Ernesto de Martino (1908-65) made a seminal contribution to the study of vernacular religions, producing innovative analyses of key concepts such as folklore, magic and ritual. His methodology stemmed from his training under the Italian philosopher Benedetto Croce whilst his philosophical approach to anthropology borrowed from Marx and Gramsci.Widely celebrated in continental Europe, de Martino's contribution to the study of religion has not been fully understood in the Anglophone world though some of his works - Primitive Magic: the Psychic Powers of Shamans and Sorcerers and The Land of Remorse: a Study of Southern Italian Tarantism - have been translated.This book presents a comprehensive overview of de Martino's work and the thinkers and theories which informed his writings. It assesses his contribution to the study of religions and the potential of his methodology for contemporary scholarship.
“In this excellent book Fabrizio Ferrari provides a thorough examination of de Martino’s work.” – Gustavo Benavides, Villanova University
1. The Life, Works and Influences of Ernesto de Martino
2. De Martino’s Writings on Religion
3. From Militant Ethnology to Critical Ethnocentrism
4. Religion, Magic and the Crisis of the Presence
5. Using de Martino to Interpret Religion: Applications and Limitations
About the Author:

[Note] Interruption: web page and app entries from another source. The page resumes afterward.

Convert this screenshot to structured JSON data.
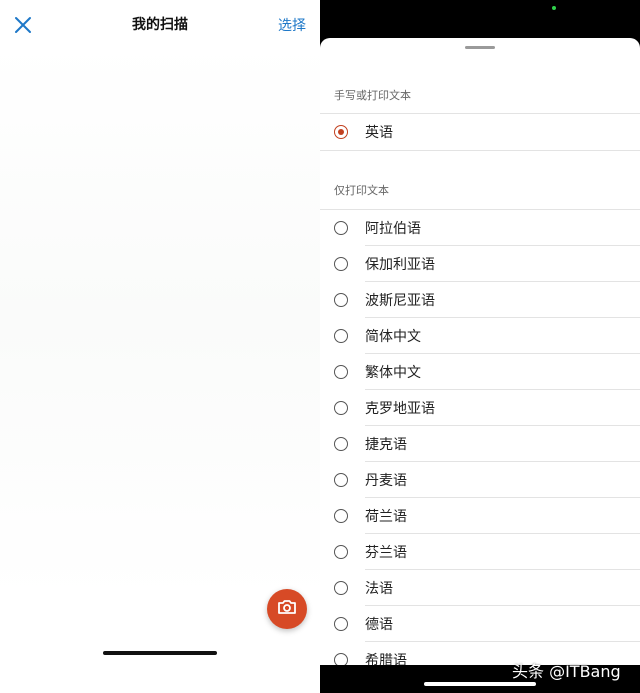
{
  "left": {
    "title": "我的扫描",
    "select_label": "选择",
    "close_icon": "close-icon",
    "camera_icon": "camera-icon",
    "accent_color": "#1e78c8",
    "camera_color": "#d74a26"
  },
  "right": {
    "section_handwritten": "手写或打印文本",
    "handwritten_items": [
      {
        "label": "英语",
        "selected": true
      }
    ],
    "section_printed": "仅打印文本",
    "printed_items": [
      {
        "label": "阿拉伯语"
      },
      {
        "label": "保加利亚语"
      },
      {
        "label": "波斯尼亚语"
      },
      {
        "label": "简体中文"
      },
      {
        "label": "繁体中文"
      },
      {
        "label": "克罗地亚语"
      },
      {
        "label": "捷克语"
      },
      {
        "label": "丹麦语"
      },
      {
        "label": "荷兰语"
      },
      {
        "label": "芬兰语"
      },
      {
        "label": "法语"
      },
      {
        "label": "德语"
      },
      {
        "label": "希腊语"
      }
    ],
    "selected_color": "#c2401f"
  },
  "watermark": "头条 @ITBang"
}
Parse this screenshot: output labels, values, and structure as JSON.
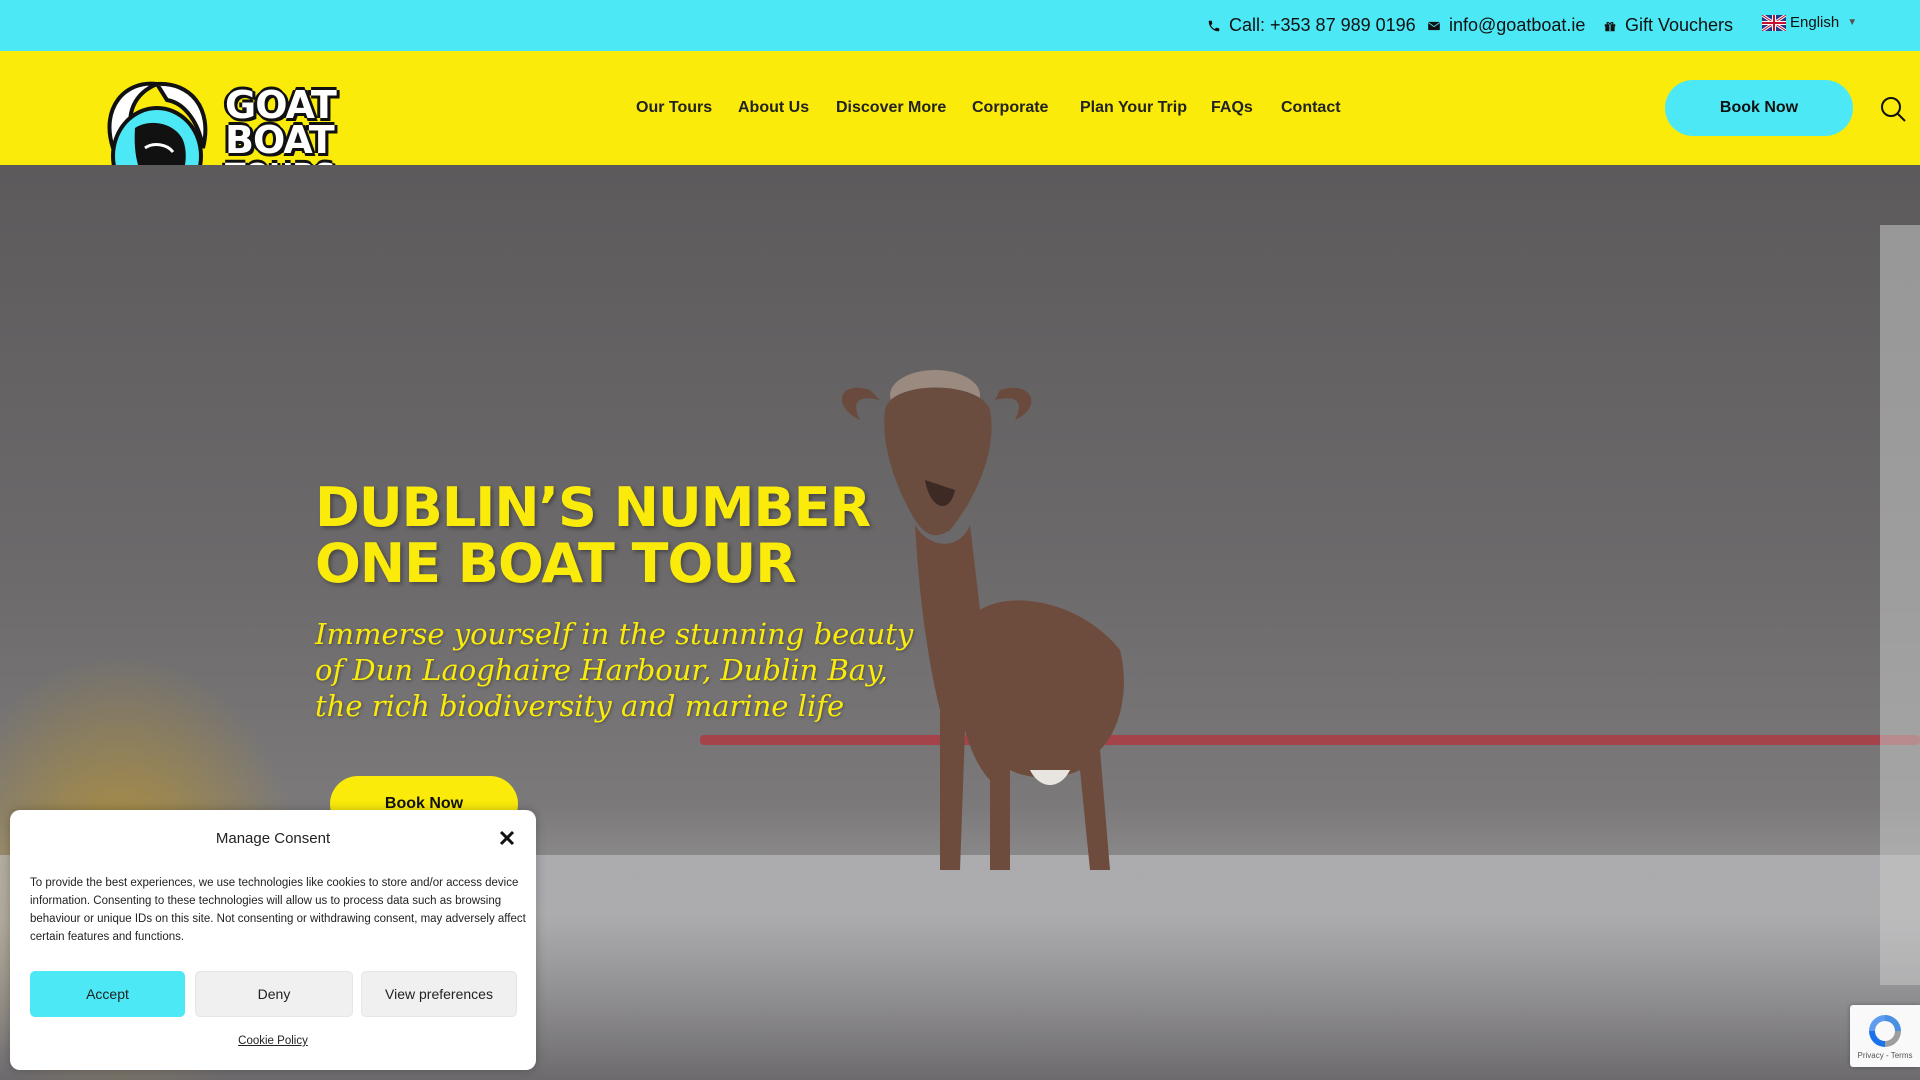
{
  "topbar": {
    "phone": "Call: +353 87 989 0196",
    "email": "info@goatboat.ie",
    "vouchers": "Gift Vouchers",
    "language": "English"
  },
  "logo": {
    "line1": "GOAT",
    "line2": "BOAT",
    "line3": "TOURS"
  },
  "nav": {
    "items": [
      "Our Tours",
      "About Us",
      "Discover More",
      "Corporate",
      "Plan Your Trip",
      "FAQs",
      "Contact"
    ],
    "book_label": "Book Now"
  },
  "hero": {
    "title_line1": "DUBLIN’S NUMBER",
    "title_line2": "ONE BOAT TOUR",
    "subtitle": "Immerse yourself in the stunning beauty of Dun Laoghaire Harbour, Dublin Bay, the rich biodiversity and marine life",
    "book_label": "Book Now"
  },
  "consent": {
    "title": "Manage Consent",
    "text": "To provide the best experiences, we use technologies like cookies to store and/or access device information. Consenting to these technologies will allow us to process data such as browsing behaviour or unique IDs on this site. Not consenting or withdrawing consent, may adversely affect certain features and functions.",
    "accept": "Accept",
    "deny": "Deny",
    "preferences": "View preferences",
    "policy_link": "Cookie Policy"
  },
  "recaptcha": {
    "text": "Privacy - Terms"
  },
  "colors": {
    "cyan": "#4de8f5",
    "yellow": "#faeb0a"
  }
}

Fabrizio M. Ferrari is Senior Lecturer in Religious Studies and Hinduism at the University of Chester. His publications include a study of the Bauls of Bengal (Oltre il confine, dove la terra F rossa: Canti d'amore e d'estasi dei Baul del Bengala, Ariele, 2001) and an examination of the gajan festival of Bengal (Guilty Males and Proud Females: Negotiating Genders in a Bengali Festival, Seagull, 2011). He is the editor of Health and Religious Rituals in South Asia: Disease, Possession and Healing (Routledge, 2011).